The Database service provides database management features.


The Database service provides scalable and reliable cloud provisioning functionality for both relational and non-relational database engines. Users can quickly and easily use database features without the burden of handling complex administrative tasks. Cloud users and database administrators can provision and manage multiple database instances as needed.

The Database service provides resource isolation at high performance levels, and automates complex administrative tasks such as deployment, configuration, patching, backups, restores, and monitoring.

Create datastore

An administrative user can create datastores for a variety of databases.

This section assumes you do not yet have a MySQL data store, and shows you how to create a MySQL data store and populate it with a MySQL 5.5 data store version.


From Victoria release, all the datastores can be configured with a same Glance image but with different datastore name and version number.

To create a data store

  1. Create a trove image

    Refer to Build images using trovestack

  2. Register image with Image service

    You need to register your guest image with the Image service as cloud admin.

    openstack image create \
      trove-guest-ubuntu-bionic \
      --private \
      --disk-format qcow2 --container-format bare \
      --file $image_file \
      --property hw_rng_model='virtio' \
      --tag trove
  3. Create the datastore

    Create the data store that configured with the new image. To do this, use the trove-manage datastore_update command.

    This example uses the following arguments:



    In this example:

    config file

    The configuration file to use.



    Name you want to use for this data store.


    default version

    You can attach multiple versions/images to a data store. For example, you might have a MySQL 5.5 version and a MySQL 5.6 version. You can designate one version as the default, which the system uses if a user does not explicitly request a specific version.


    At this point, you do not yet have a default version, so pass in an empty string.


    $ trove-manage --config-file=/etc/trove/trove.conf datastore_update mysql ""
  4. Add a version to the new data store

    Now that you have a MySQL data store, you can add a version to it, using the trove-manage datastore_version_update command. The version indicates which guest image to use.

    This example uses the following arguments:



    In this example:

    config file

    The configuration file to use.


    data store

    The name of the data store you just created via trove-manage datastore_update.


    version name

    The name of the version you are adding to the data store.


    data store manager

    Which data store manager to use for this version. Typically, the data store manager is identified by one of the following strings, depending on the database:

    • cassandra

    • couchbase

    • couchdb

    • db2

    • mariadb

    • mongodb

    • mysql

    • percona

    • postgresql

    • pxc

    • redis

    • vertica


    glance ID

    The ID of the guest image you just added to the Image service. You can get this ID by using the glance image-show IMAGE_NAME command.

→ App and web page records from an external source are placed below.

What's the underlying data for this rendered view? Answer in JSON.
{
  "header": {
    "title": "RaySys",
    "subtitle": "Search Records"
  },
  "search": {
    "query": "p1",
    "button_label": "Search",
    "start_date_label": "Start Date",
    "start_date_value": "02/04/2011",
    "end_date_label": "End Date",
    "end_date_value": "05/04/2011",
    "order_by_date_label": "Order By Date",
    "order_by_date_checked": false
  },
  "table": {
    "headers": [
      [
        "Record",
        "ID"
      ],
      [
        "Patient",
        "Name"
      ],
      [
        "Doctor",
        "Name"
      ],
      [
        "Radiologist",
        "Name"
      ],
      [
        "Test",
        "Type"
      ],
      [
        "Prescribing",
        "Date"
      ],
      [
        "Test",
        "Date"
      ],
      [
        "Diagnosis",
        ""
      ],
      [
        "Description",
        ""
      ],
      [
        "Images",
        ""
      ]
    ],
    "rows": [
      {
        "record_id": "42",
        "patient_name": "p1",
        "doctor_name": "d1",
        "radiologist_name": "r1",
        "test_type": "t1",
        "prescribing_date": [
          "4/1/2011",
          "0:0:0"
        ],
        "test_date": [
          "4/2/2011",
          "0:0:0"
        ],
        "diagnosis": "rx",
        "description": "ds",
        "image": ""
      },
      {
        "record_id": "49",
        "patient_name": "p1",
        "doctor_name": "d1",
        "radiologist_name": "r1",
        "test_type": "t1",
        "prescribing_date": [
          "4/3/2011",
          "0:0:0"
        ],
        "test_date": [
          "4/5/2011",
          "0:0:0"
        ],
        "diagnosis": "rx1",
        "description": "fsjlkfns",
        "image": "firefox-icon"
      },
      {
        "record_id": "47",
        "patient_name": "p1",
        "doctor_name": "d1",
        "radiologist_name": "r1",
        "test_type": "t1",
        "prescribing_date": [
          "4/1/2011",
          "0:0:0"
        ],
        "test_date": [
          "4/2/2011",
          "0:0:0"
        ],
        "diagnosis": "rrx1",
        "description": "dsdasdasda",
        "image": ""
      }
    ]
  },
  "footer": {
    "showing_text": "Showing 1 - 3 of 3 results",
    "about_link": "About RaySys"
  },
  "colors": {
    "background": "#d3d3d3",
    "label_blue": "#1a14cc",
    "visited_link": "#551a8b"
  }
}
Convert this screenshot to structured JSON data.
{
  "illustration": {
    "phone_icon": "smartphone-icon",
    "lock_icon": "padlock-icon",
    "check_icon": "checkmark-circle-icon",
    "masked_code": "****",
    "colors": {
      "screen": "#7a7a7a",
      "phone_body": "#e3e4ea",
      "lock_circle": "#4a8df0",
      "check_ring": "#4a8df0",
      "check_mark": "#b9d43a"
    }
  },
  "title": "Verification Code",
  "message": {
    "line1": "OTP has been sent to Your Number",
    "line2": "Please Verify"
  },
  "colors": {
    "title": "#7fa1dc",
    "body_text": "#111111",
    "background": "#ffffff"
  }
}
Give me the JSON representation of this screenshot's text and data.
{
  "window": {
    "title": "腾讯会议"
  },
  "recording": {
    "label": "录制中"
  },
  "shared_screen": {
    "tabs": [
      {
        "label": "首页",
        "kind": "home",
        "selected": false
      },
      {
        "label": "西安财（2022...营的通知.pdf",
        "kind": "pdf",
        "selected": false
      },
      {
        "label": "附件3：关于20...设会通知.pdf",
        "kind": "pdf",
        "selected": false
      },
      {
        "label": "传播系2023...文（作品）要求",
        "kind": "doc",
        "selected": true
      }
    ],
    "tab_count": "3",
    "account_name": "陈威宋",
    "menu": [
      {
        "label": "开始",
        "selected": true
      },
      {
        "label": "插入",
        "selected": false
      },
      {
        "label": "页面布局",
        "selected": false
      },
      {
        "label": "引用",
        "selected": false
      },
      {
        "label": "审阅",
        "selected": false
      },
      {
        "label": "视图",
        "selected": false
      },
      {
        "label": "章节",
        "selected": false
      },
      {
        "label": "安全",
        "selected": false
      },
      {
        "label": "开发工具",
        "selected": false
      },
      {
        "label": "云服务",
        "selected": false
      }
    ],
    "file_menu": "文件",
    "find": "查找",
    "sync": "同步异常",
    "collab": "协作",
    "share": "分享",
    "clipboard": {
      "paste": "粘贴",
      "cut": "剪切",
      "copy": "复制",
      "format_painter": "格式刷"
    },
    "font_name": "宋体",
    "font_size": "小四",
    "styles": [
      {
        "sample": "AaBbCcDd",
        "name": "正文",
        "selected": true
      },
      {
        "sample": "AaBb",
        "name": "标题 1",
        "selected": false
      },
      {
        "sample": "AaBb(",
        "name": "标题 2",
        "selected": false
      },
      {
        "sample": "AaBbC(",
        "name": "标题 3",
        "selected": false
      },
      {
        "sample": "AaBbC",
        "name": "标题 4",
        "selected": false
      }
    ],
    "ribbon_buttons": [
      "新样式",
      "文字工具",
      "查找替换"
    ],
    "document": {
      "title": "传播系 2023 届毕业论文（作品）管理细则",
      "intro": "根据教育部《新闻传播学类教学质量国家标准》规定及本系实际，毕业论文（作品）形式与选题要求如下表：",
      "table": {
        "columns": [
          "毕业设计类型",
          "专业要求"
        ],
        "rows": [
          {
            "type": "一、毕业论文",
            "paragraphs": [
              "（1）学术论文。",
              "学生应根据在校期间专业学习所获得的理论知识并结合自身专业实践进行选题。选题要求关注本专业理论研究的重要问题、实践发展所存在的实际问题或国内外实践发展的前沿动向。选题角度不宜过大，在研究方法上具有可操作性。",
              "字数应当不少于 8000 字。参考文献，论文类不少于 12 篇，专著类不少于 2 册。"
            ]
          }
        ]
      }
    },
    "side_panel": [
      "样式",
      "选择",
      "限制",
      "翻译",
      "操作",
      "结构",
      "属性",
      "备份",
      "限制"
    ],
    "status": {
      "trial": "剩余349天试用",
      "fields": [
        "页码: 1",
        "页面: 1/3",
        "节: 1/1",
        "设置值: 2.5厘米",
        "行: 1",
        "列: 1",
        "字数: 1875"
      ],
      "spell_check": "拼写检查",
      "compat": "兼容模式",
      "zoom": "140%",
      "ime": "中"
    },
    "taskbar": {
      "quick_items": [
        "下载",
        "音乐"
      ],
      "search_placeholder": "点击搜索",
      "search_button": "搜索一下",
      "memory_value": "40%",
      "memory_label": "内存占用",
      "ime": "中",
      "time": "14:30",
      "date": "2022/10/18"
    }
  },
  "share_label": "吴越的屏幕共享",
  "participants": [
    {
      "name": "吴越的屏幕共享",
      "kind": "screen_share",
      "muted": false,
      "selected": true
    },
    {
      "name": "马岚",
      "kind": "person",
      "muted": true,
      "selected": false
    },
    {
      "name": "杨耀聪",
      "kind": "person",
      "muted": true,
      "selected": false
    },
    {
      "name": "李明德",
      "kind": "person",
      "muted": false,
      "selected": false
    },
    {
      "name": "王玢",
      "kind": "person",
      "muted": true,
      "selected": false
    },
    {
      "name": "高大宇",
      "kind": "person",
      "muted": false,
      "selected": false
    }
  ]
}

    If you want to put additional packages on each guest that you create with this data store version, you can list the package names here.


    In this example, the guest image already contains all the required packages, so leave this argument empty.


    Set this to either 1 or 0:
    • 1 = active

    • 0 = disabled



    $ trove-manage --config-file=/etc/trove/trove.conf datastore_version_update mysql mysql-5.5 mysql GLANCE_ID "" 1

    Optional. Set your new version as the default version. To do this, use the trove-manage datastore_update command again, this time specifying the version you just created.

    $ trove-manage --config-file=/etc/trove/trove.conf datastore_update mysql mysql-5.5
  5. Load validation rules for configuration groups

    Background. You can manage database configuration tasks by using configuration groups. Configuration groups let you set configuration parameters, in bulk, on one or more databases.

    When you set up a configuration group using the openstack database configuration create command, this command compares the configuration values you are setting against a list of valid configuration values that are stored in the validation-rules.json file.

    Operating System

    Location of validation-rules.json


    Ubuntu 18.04


    DATASTORE_NAME is the name of either the MySQL data store or the Percona data store. This is typically either mysql or percona.

    RHEL 7, CentOS 7, Fedora 20, and Fedora 21


    DATASTORE_NAME is the name of either the MySQL data store or the Percona data store. This is typically either mysql or percona.

    Therefore, as part of creating a data store, you need to load the validation-rules.json file, using the trove-manage db_load_datastore_config_parameters command. This command takes the following arguments:

    • Data store name

    • Data store version

    • Full path to the validation-rules.json file

    This example loads the validation-rules.json file for a MySQL database on Ubuntu 18.04:

    $ trove-manage db_load_datastore_config_parameters mysql mysql-5.5 /usr/lib/python3/dist-packages/trove/templates/mysql/validation-rules.json
  6. Validate data store

    To validate your new data store and version, start by listing the data stores on your system:

    $ openstack datastore list
    |                  id                  |     name     |
    | 10000000-0000-0000-0000-000000000001 | Legacy MySQL |
    | e5dc1da3-f080-4589-a4c2-eff7928f969a |    mysql     |

    Show the versions of a specific datastore:

    $ openstack datastore version list mysql
    |                  id                  |    name   |
    | 36a6306b-efd8-4d83-9b75-8b30dd756381 | mysql-5.5 |